Libby W said...

I think this issue in particular is especially tricky because there are two clear aspects of it. Duke University is a private institution, therefore they can decide what they would like to do with their buildings and campus. However, the fact that they made the statement that the chapel is open to any religions clearly says that anyone can perform any religious ritual here. Duke has the option to not allow certain ceremonies, but they should make this known to the students and faculty of the university. Due to the fact that they did in fact state that they were open to other religious ceremonies, I think it is wrong that they cancelled this call to prayer.

Peter M said...

As many of the previous comments have noted, Duke is private institution so their choice to reverse its decision to have a Muslim call to prayer from the bell tower does not violate the clauses in the first amendment. I would also assert that Duke choosing to not have a Muslim prayer call from the bell tower of the chapel does not unfairly discriminate towards Muslim students. The chapel has historically functioned as a Christian church. The fact that the University allows Muslims to pray in the basement of the chapel does not obligate the University to use the chapel for religious purposes that conflict with the historical boundaries of the chapel.

brian regan said...

I support Duke's decision to cancel the call to prayer from the Chapel. If Duke were a public institution funded by the state, this would be a whole different issue. However, Duke is a private school and can institute whatever beliefs they'd like. In addition, I can understand the frustration from Christians that don't want their church to be used to worship a different god. I believe that since Duke is a private institution, they were within their rights after receiving many complaints and deciding to cancel the Muslim call to prayer from the Chapel.

Brandon Farrell said...

I am inclined to agree with the author that the practicing Muslims at Duke should be allowed to practice their religion regardless of what the school deems fit. It clearly states that Duke University's chapel is "uniquely interdenominational" and serves many "purposes". By allowing them to practice prayer in the basement already they are welcoming their religion. This prayer call is no different than allowing them to hold prayer inside the church. Duke administration may just be too worried about what the public thinks about them openly acknowledging a religion that has many negative stereotypes surrounding it.

Ben K. said...

I disagree with the author that Duke University should not have canceled the call to worship for Muslims on campus. The issue that seems to be overlooked in this scenario is there were “credible security threats” made to the chapel if they call to worship Muslims of the campus. Duke University has the responsibility to protect their students, even if it interferes with their religious rights. In certain cases, the protection of the individuals involved should come before granting religious rights.

Nate McGuinness said...

Obviously a terrible PR situation to be in for the school, although they're far from the victim here I think, even though I believe that either all religions or none should be allowed to use the space for practice, in the context of a private school perhaps they can renege on their original decision, that doesn't really make it any more or less discriminatory but since they are a private institution the concept of 'should' applies less in this situation.

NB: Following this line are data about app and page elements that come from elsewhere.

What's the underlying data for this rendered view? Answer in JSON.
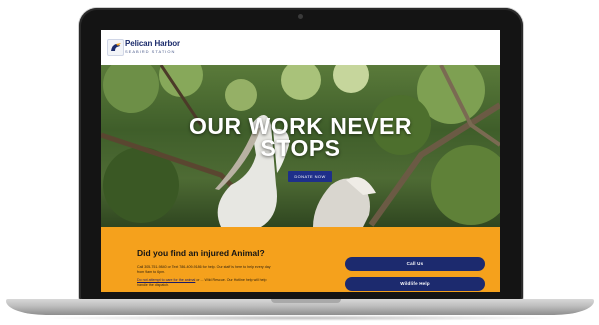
{
  "site": {
    "brand_name": "Pelican Harbor",
    "brand_sub": "SEABIRD STATION",
    "logo_icon": "pelican-logo-icon"
  },
  "hero": {
    "title_line1": "OUR WORK NEVER",
    "title_line2": "STOPS",
    "donate_label": "DONATE NOW"
  },
  "help": {
    "heading": "Did you find an injured Animal?",
    "text": "Call 305-751-9840 or Text 786-409-9186 for help. Our staff is here to help every day from 9am to 6pm.",
    "link_text": "Do not attempt to care for the animal",
    "link_rest": "or ... Wild Rescue. Our Hotline help will help handle the dispatch.",
    "call_label": "Call Us",
    "wildlife_label": "Wildlife Help"
  },
  "colors": {
    "brand_navy": "#1c2a6e",
    "band_orange": "#f5a11c"
  }
}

I guess the tipping point for me would be if Duke is going to express clear favoritism for one religion in particular and equally exclude all others perhaps that is a somewhat acceptable practice for a private school, but if they are only going to exclude muslims then that is a different matter, one that is arguably much more blatantly discriminatory.